YOUR TASK: Among the lines below, list those containing the string "this".

(Records excerpted from a collection)
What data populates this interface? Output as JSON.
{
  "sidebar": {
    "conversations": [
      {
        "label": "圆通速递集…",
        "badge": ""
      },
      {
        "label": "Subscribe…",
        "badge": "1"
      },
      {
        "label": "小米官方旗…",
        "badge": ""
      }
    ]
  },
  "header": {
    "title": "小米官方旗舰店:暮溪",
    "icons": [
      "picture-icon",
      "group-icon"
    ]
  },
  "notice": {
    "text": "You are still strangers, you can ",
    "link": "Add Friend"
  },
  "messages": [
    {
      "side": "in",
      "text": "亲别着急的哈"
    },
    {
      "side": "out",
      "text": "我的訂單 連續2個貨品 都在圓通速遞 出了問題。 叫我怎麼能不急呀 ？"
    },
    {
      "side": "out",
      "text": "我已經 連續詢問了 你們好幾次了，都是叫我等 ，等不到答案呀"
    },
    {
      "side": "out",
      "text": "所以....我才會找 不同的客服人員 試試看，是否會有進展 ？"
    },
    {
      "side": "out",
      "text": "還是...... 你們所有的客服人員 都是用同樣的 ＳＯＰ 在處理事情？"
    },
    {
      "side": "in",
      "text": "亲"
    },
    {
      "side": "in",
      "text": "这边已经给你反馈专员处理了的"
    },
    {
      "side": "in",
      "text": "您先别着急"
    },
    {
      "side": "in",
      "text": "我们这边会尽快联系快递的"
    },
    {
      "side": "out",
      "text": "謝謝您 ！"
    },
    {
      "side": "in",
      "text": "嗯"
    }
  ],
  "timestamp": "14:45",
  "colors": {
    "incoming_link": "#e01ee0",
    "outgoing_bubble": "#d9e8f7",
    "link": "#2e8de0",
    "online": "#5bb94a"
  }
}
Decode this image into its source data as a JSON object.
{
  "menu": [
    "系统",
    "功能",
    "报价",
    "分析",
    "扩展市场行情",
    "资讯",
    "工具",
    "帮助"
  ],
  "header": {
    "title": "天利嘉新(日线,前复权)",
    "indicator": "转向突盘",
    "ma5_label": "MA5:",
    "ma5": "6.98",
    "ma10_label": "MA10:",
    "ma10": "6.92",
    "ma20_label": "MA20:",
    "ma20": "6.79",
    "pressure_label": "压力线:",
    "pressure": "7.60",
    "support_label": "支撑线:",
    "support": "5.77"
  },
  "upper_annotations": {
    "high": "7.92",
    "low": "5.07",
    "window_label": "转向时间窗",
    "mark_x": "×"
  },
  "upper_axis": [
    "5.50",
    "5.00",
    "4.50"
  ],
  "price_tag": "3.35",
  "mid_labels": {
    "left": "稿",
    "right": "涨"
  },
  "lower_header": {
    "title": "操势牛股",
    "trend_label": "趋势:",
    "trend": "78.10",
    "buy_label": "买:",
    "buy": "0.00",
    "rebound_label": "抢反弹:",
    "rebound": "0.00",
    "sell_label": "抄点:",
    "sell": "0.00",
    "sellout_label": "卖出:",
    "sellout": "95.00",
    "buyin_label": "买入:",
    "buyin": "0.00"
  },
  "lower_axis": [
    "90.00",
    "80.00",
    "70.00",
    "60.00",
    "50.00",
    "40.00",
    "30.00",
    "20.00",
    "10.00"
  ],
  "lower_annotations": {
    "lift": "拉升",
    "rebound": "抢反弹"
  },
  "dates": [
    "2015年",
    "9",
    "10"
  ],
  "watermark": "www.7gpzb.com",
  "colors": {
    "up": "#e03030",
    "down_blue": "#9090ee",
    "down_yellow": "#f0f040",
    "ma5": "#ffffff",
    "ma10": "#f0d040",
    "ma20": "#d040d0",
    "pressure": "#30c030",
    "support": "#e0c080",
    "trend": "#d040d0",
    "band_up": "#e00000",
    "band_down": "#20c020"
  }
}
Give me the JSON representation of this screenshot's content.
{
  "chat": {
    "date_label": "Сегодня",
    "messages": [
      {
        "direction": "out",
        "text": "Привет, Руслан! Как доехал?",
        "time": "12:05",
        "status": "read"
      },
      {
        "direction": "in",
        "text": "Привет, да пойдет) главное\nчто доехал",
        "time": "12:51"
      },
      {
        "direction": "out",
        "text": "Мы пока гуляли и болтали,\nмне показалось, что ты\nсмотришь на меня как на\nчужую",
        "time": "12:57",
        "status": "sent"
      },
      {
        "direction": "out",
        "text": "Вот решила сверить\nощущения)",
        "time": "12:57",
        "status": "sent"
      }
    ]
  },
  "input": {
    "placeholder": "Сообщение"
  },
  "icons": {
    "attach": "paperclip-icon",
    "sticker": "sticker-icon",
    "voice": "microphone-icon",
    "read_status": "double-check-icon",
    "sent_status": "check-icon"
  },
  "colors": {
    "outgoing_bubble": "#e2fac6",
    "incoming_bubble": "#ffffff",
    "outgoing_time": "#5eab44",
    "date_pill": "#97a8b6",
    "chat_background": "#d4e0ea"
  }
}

ANSWER BELOW:
What data populates this interface? Output as JSON.
Decode this image into its source data as a JSON object.
Give me the JSON representation of this screenshot's content.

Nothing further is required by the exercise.